Work item. The records below must be output exactly, with no images carried over.

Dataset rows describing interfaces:
========================================
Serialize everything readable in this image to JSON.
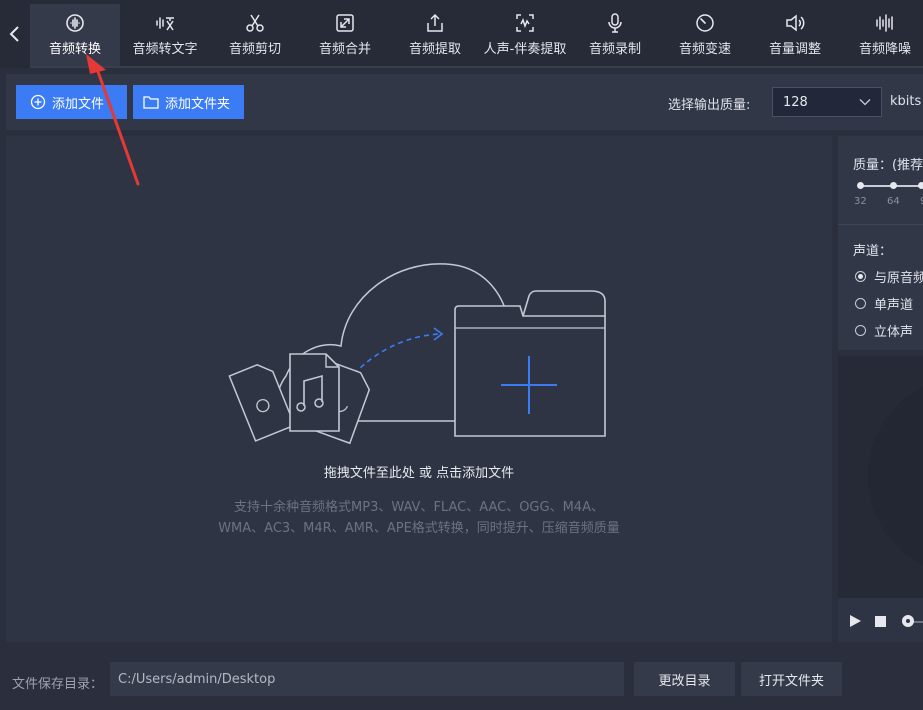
{
  "toolbar": {
    "tabs": [
      {
        "label": "音频转换",
        "icon": "audio-convert-icon"
      },
      {
        "label": "音频转文字",
        "icon": "speech-to-text-icon"
      },
      {
        "label": "音频剪切",
        "icon": "scissors-icon"
      },
      {
        "label": "音频合并",
        "icon": "merge-icon"
      },
      {
        "label": "音频提取",
        "icon": "upload-icon"
      },
      {
        "label": "人声-伴奏提取",
        "icon": "vocal-extract-icon"
      },
      {
        "label": "音频录制",
        "icon": "microphone-icon"
      },
      {
        "label": "音频变速",
        "icon": "speed-dial-icon"
      },
      {
        "label": "音量调整",
        "icon": "volume-icon"
      },
      {
        "label": "音频降噪",
        "icon": "noise-reduce-icon"
      }
    ]
  },
  "actions": {
    "add_file": "添加文件",
    "add_folder": "添加文件夹",
    "quality_label": "选择输出质量:",
    "quality_value": "128",
    "quality_unit": "kbits"
  },
  "drop": {
    "hint": "拖拽文件至此处 或 点击添加文件",
    "desc_line1": "支持十余种音频格式MP3、WAV、FLAC、AAC、OGG、M4A、",
    "desc_line2": "WMA、AC3、M4R、AMR、APE格式转换，同时提升、压缩音频质量"
  },
  "settings": {
    "quality_title": "质量：(推荐",
    "slider_ticks": [
      "32",
      "64",
      "9"
    ],
    "channel_title": "声道：",
    "channel_options": [
      "与原音频",
      "单声道",
      "立体声"
    ],
    "channel_selected": 0
  },
  "bottom": {
    "save_label": "文件保存目录：",
    "save_path": "C:/Users/admin/Desktop",
    "change_dir": "更改目录",
    "open_folder": "打开文件夹"
  },
  "colors": {
    "accent": "#3b7cf4",
    "annotation_arrow": "#e53935"
  }
}
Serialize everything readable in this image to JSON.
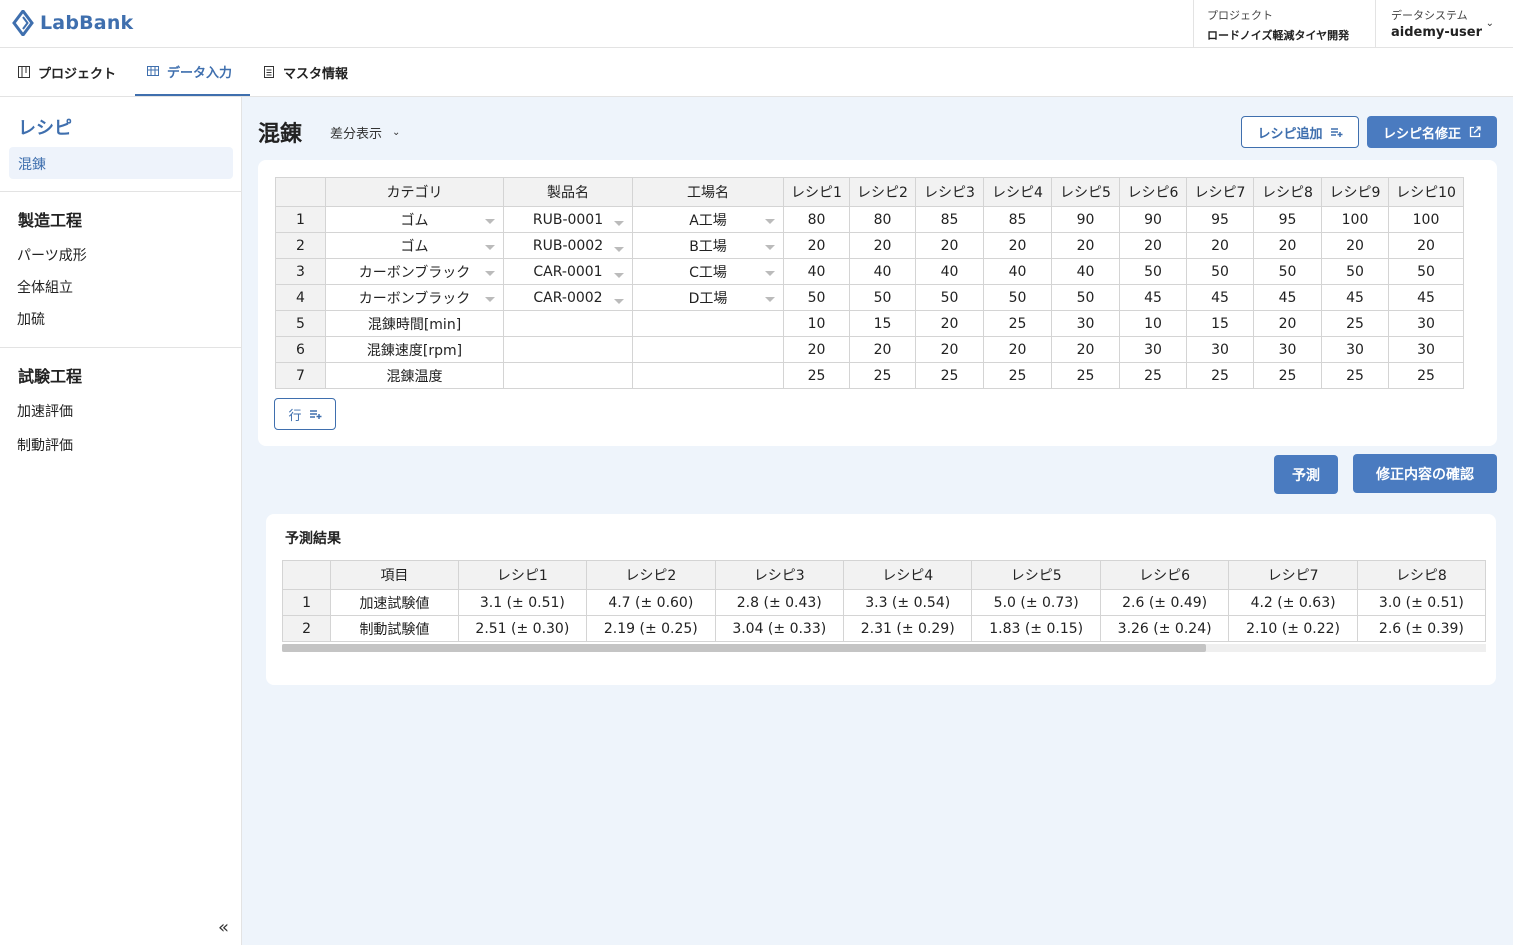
{
  "app": {
    "logo_text": "LabBank",
    "brand_color": "#3f6fae"
  },
  "header": {
    "project_label": "プロジェクト",
    "project_name": "ロードノイズ軽減タイヤ開発",
    "system_label": "データシステム",
    "user_name": "aidemy-user"
  },
  "nav": {
    "tabs": [
      {
        "label": "プロジェクト",
        "icon": "kanban-icon",
        "active": false
      },
      {
        "label": "データ入力",
        "icon": "table-icon",
        "active": true
      },
      {
        "label": "マスタ情報",
        "icon": "document-icon",
        "active": false
      }
    ]
  },
  "sidebar": {
    "section_title": "レシピ",
    "selected_item": "混錬",
    "groups": [
      {
        "heading": "製造工程",
        "items": [
          "パーツ成形",
          "全体組立",
          "加硫"
        ]
      },
      {
        "heading": "試験工程",
        "items": [
          "加速評価",
          "制動評価"
        ]
      }
    ],
    "collapse_glyph": "«"
  },
  "main": {
    "title": "混錬",
    "diff_label": "差分表示",
    "add_recipe_label": "レシピ追加",
    "rename_recipe_label": "レシピ名修正",
    "add_row_label": "行",
    "predict_label": "予測",
    "confirm_label": "修正内容の確認"
  },
  "recipe_table": {
    "headers": [
      "",
      "カテゴリ",
      "製品名",
      "工場名",
      "レシピ1",
      "レシピ2",
      "レシピ3",
      "レシピ4",
      "レシピ5",
      "レシピ6",
      "レシピ7",
      "レシピ8",
      "レシピ9",
      "レシピ10"
    ],
    "rows": [
      {
        "idx": "1",
        "category": "ゴム",
        "product": "RUB-0001",
        "factory": "A工場",
        "values": [
          "80",
          "80",
          "85",
          "85",
          "90",
          "90",
          "95",
          "95",
          "100",
          "100"
        ]
      },
      {
        "idx": "2",
        "category": "ゴム",
        "product": "RUB-0002",
        "factory": "B工場",
        "values": [
          "20",
          "20",
          "20",
          "20",
          "20",
          "20",
          "20",
          "20",
          "20",
          "20"
        ]
      },
      {
        "idx": "3",
        "category": "カーボンブラック",
        "product": "CAR-0001",
        "factory": "C工場",
        "values": [
          "40",
          "40",
          "40",
          "40",
          "40",
          "50",
          "50",
          "50",
          "50",
          "50"
        ]
      },
      {
        "idx": "4",
        "category": "カーボンブラック",
        "product": "CAR-0002",
        "factory": "D工場",
        "values": [
          "50",
          "50",
          "50",
          "50",
          "50",
          "45",
          "45",
          "45",
          "45",
          "45"
        ]
      },
      {
        "idx": "5",
        "category": "混錬時間[min]",
        "product": "",
        "factory": "",
        "values": [
          "10",
          "15",
          "20",
          "25",
          "30",
          "10",
          "15",
          "20",
          "25",
          "30"
        ]
      },
      {
        "idx": "6",
        "category": "混錬速度[rpm]",
        "product": "",
        "factory": "",
        "values": [
          "20",
          "20",
          "20",
          "20",
          "20",
          "30",
          "30",
          "30",
          "30",
          "30"
        ]
      },
      {
        "idx": "7",
        "category": "混錬温度",
        "product": "",
        "factory": "",
        "values": [
          "25",
          "25",
          "25",
          "25",
          "25",
          "25",
          "25",
          "25",
          "25",
          "25"
        ]
      }
    ]
  },
  "results": {
    "title": "予測結果",
    "headers": [
      "",
      "項目",
      "レシピ1",
      "レシピ2",
      "レシピ3",
      "レシピ4",
      "レシピ5",
      "レシピ6",
      "レシピ7",
      "レシピ8"
    ],
    "rows": [
      {
        "idx": "1",
        "item": "加速試験値",
        "values": [
          "3.1 (± 0.51)",
          "4.7 (± 0.60)",
          "2.8 (± 0.43)",
          "3.3 (± 0.54)",
          "5.0 (± 0.73)",
          "2.6 (± 0.49)",
          "4.2 (± 0.63)",
          "3.0 (± 0.51)"
        ]
      },
      {
        "idx": "2",
        "item": "制動試験値",
        "values": [
          "2.51 (± 0.30)",
          "2.19 (± 0.25)",
          "3.04 (± 0.33)",
          "2.31 (± 0.29)",
          "1.83 (± 0.15)",
          "3.26 (± 0.24)",
          "2.10 (± 0.22)",
          "2.6 (± 0.39)"
        ]
      }
    ]
  }
}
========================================
Exercise output.
Serialize everything readable in this image to JSON.
{
  "toolbar": {
    "tabs": [
      {
        "label": "音频转换",
        "icon": "audio-convert-icon"
      },
      {
        "label": "音频转文字",
        "icon": "speech-to-text-icon"
      },
      {
        "label": "音频剪切",
        "icon": "scissors-icon"
      },
      {
        "label": "音频合并",
        "icon": "merge-icon"
      },
      {
        "label": "音频提取",
        "icon": "upload-icon"
      },
      {
        "label": "人声-伴奏提取",
        "icon": "vocal-extract-icon"
      },
      {
        "label": "音频录制",
        "icon": "microphone-icon"
      },
      {
        "label": "音频变速",
        "icon": "speed-dial-icon"
      },
      {
        "label": "音量调整",
        "icon": "volume-icon"
      },
      {
        "label": "音频降噪",
        "icon": "noise-reduce-icon"
      }
    ]
  },
  "actions": {
    "add_file": "添加文件",
    "add_folder": "添加文件夹",
    "quality_label": "选择输出质量:",
    "quality_value": "128",
    "quality_unit": "kbits"
  },
  "drop": {
    "hint": "拖拽文件至此处 或 点击添加文件",
    "desc_line1": "支持十余种音频格式MP3、WAV、FLAC、AAC、OGG、M4A、",
    "desc_line2": "WMA、AC3、M4R、AMR、APE格式转换，同时提升、压缩音频质量"
  },
  "settings": {
    "quality_title": "质量：(推荐",
    "slider_ticks": [
      "32",
      "64",
      "9"
    ],
    "channel_title": "声道：",
    "channel_options": [
      "与原音频",
      "单声道",
      "立体声"
    ],
    "channel_selected": 0
  },
  "bottom": {
    "save_label": "文件保存目录：",
    "save_path": "C:/Users/admin/Desktop",
    "change_dir": "更改目录",
    "open_folder": "打开文件夹"
  },
  "colors": {
    "accent": "#3b7cf4",
    "annotation_arrow": "#e53935"
  }
}
Serialize everything readable in this image to JSON.
{
  "app": {
    "logo_text": "LabBank",
    "brand_color": "#3f6fae"
  },
  "header": {
    "project_label": "プロジェクト",
    "project_name": "ロードノイズ軽減タイヤ開発",
    "system_label": "データシステム",
    "user_name": "aidemy-user"
  },
  "nav": {
    "tabs": [
      {
        "label": "プロジェクト",
        "icon": "kanban-icon",
        "active": false
      },
      {
        "label": "データ入力",
        "icon": "table-icon",
        "active": true
      },
      {
        "label": "マスタ情報",
        "icon": "document-icon",
        "active": false
      }
    ]
  },
  "sidebar": {
    "section_title": "レシピ",
    "selected_item": "混錬",
    "groups": [
      {
        "heading": "製造工程",
        "items": [
          "パーツ成形",
          "全体組立",
          "加硫"
        ]
      },
      {
        "heading": "試験工程",
        "items": [
          "加速評価",
          "制動評価"
        ]
      }
    ],
    "collapse_glyph": "«"
  },
  "main": {
    "title": "混錬",
    "diff_label": "差分表示",
    "add_recipe_label": "レシピ追加",
    "rename_recipe_label": "レシピ名修正",
    "add_row_label": "行",
    "predict_label": "予測",
    "confirm_label": "修正内容の確認"
  },
  "recipe_table": {
    "headers": [
      "",
      "カテゴリ",
      "製品名",
      "工場名",
      "レシピ1",
      "レシピ2",
      "レシピ3",
      "レシピ4",
      "レシピ5",
      "レシピ6",
      "レシピ7",
      "レシピ8",
      "レシピ9",
      "レシピ10"
    ],
    "rows": [
      {
        "idx": "1",
        "category": "ゴム",
        "product": "RUB-0001",
        "factory": "A工場",
        "values": [
          "80",
          "80",
          "85",
          "85",
          "90",
          "90",
          "95",
          "95",
          "100",
          "100"
        ]
      },
      {
        "idx": "2",
        "category": "ゴム",
        "product": "RUB-0002",
        "factory": "B工場",
        "values": [
          "20",
          "20",
          "20",
          "20",
          "20",
          "20",
          "20",
          "20",
          "20",
          "20"
        ]
      },
      {
        "idx": "3",
        "category": "カーボンブラック",
        "product": "CAR-0001",
        "factory": "C工場",
        "values": [
          "40",
          "40",
          "40",
          "40",
          "40",
          "50",
          "50",
          "50",
          "50",
          "50"
        ]
      },
      {
        "idx": "4",
        "category": "カーボンブラック",
        "product": "CAR-0002",
        "factory": "D工場",
        "values": [
          "50",
          "50",
          "50",
          "50",
          "50",
          "45",
          "45",
          "45",
          "45",
          "45"
        ]
      },
      {
        "idx": "5",
        "category": "混錬時間[min]",
        "product": "",
        "factory": "",
        "values": [
          "10",
          "15",
          "20",
          "25",
          "30",
          "10",
          "15",
          "20",
          "25",
          "30"
        ]
      },
      {
        "idx": "6",
        "category": "混錬速度[rpm]",
        "product": "",
        "factory": "",
        "values": [
          "20",
          "20",
          "20",
          "20",
          "20",
          "30",
          "30",
          "30",
          "30",
          "30"
        ]
      },
      {
        "idx": "7",
        "category": "混錬温度",
        "product": "",
        "factory": "",
        "values": [
          "25",
          "25",
          "25",
          "25",
          "25",
          "25",
          "25",
          "25",
          "25",
          "25"
        ]
      }
    ]
  },
  "results": {
    "title": "予測結果",
    "headers": [
      "",
      "項目",
      "レシピ1",
      "レシピ2",
      "レシピ3",
      "レシピ4",
      "レシピ5",
      "レシピ6",
      "レシピ7",
      "レシピ8"
    ],
    "rows": [
      {
        "idx": "1",
        "item": "加速試験値",
        "values": [
          "3.1 (± 0.51)",
          "4.7 (± 0.60)",
          "2.8 (± 0.43)",
          "3.3 (± 0.54)",
          "5.0 (± 0.73)",
          "2.6 (± 0.49)",
          "4.2 (± 0.63)",
          "3.0 (± 0.51)"
        ]
      },
      {
        "idx": "2",
        "item": "制動試験値",
        "values": [
          "2.51 (± 0.30)",
          "2.19 (± 0.25)",
          "3.04 (± 0.33)",
          "2.31 (± 0.29)",
          "1.83 (± 0.15)",
          "3.26 (± 0.24)",
          "2.10 (± 0.22)",
          "2.6 (± 0.39)"
        ]
      }
    ]
  }
}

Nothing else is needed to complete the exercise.